WORK TO COMPLETE:
An exact, complete copy of the data that follows is needed.

[Data about app and page elements]
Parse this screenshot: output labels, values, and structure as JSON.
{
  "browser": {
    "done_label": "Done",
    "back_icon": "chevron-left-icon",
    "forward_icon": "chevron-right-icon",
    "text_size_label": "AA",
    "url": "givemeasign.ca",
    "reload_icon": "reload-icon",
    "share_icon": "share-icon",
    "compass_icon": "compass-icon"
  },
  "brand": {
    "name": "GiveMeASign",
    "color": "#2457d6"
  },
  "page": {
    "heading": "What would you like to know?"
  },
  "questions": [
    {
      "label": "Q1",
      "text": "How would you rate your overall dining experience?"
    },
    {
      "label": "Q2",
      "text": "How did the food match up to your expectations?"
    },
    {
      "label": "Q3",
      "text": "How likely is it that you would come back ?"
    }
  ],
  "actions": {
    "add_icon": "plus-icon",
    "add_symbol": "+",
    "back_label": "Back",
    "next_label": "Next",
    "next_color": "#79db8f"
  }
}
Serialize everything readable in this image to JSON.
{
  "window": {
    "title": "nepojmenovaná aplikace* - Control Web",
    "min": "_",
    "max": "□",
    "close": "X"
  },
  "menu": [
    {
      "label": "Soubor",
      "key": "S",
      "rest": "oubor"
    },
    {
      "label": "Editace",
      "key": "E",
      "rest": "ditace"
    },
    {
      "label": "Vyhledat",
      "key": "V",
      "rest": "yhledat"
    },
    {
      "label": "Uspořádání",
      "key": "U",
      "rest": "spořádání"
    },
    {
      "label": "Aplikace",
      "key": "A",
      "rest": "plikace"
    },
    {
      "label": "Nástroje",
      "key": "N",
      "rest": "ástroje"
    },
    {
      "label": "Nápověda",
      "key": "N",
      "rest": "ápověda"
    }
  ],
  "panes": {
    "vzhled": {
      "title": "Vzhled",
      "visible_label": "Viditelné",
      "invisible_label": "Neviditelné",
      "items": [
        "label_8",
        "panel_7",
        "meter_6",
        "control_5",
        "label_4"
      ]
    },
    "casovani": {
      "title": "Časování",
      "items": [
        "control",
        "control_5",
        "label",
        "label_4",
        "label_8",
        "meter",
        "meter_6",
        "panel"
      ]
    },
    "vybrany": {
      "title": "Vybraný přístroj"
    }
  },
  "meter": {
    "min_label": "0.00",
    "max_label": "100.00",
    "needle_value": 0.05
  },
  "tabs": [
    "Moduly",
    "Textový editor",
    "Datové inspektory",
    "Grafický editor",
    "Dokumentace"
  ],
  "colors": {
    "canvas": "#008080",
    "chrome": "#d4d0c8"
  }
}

SOLUTION FOR THIS PROBLEM:
Parse this screenshot: output labels, values, and structure as JSON.
{
  "browser": {
    "done_label": "Done",
    "back_icon": "chevron-left-icon",
    "forward_icon": "chevron-right-icon",
    "text_size_label": "AA",
    "url": "givemeasign.ca",
    "reload_icon": "reload-icon",
    "share_icon": "share-icon",
    "compass_icon": "compass-icon"
  },
  "brand": {
    "name": "GiveMeASign",
    "color": "#2457d6"
  },
  "page": {
    "heading": "What would you like to know?"
  },
  "questions": [
    {
      "label": "Q1",
      "text": "How would you rate your overall dining experience?"
    },
    {
      "label": "Q2",
      "text": "How did the food match up to your expectations?"
    },
    {
      "label": "Q3",
      "text": "How likely is it that you would come back ?"
    }
  ],
  "actions": {
    "add_icon": "plus-icon",
    "add_symbol": "+",
    "back_label": "Back",
    "next_label": "Next",
    "next_color": "#79db8f"
  }
}
Serialize everything readable in this image to JSON.
{
  "window": {
    "title": "nepojmenovaná aplikace* - Control Web",
    "min": "_",
    "max": "□",
    "close": "X"
  },
  "menu": [
    {
      "label": "Soubor",
      "key": "S",
      "rest": "oubor"
    },
    {
      "label": "Editace",
      "key": "E",
      "rest": "ditace"
    },
    {
      "label": "Vyhledat",
      "key": "V",
      "rest": "yhledat"
    },
    {
      "label": "Uspořádání",
      "key": "U",
      "rest": "spořádání"
    },
    {
      "label": "Aplikace",
      "key": "A",
      "rest": "plikace"
    },
    {
      "label": "Nástroje",
      "key": "N",
      "rest": "ástroje"
    },
    {
      "label": "Nápověda",
      "key": "N",
      "rest": "ápověda"
    }
  ],
  "panes": {
    "vzhled": {
      "title": "Vzhled",
      "visible_label": "Viditelné",
      "invisible_label": "Neviditelné",
      "items": [
        "label_8",
        "panel_7",
        "meter_6",
        "control_5",
        "label_4"
      ]
    },
    "casovani": {
      "title": "Časování",
      "items": [
        "control",
        "control_5",
        "label",
        "label_4",
        "label_8",
        "meter",
        "meter_6",
        "panel"
      ]
    },
    "vybrany": {
      "title": "Vybraný přístroj"
    }
  },
  "meter": {
    "min_label": "0.00",
    "max_label": "100.00",
    "needle_value": 0.05
  },
  "tabs": [
    "Moduly",
    "Textový editor",
    "Datové inspektory",
    "Grafický editor",
    "Dokumentace"
  ],
  "colors": {
    "canvas": "#008080",
    "chrome": "#d4d0c8"
  }
}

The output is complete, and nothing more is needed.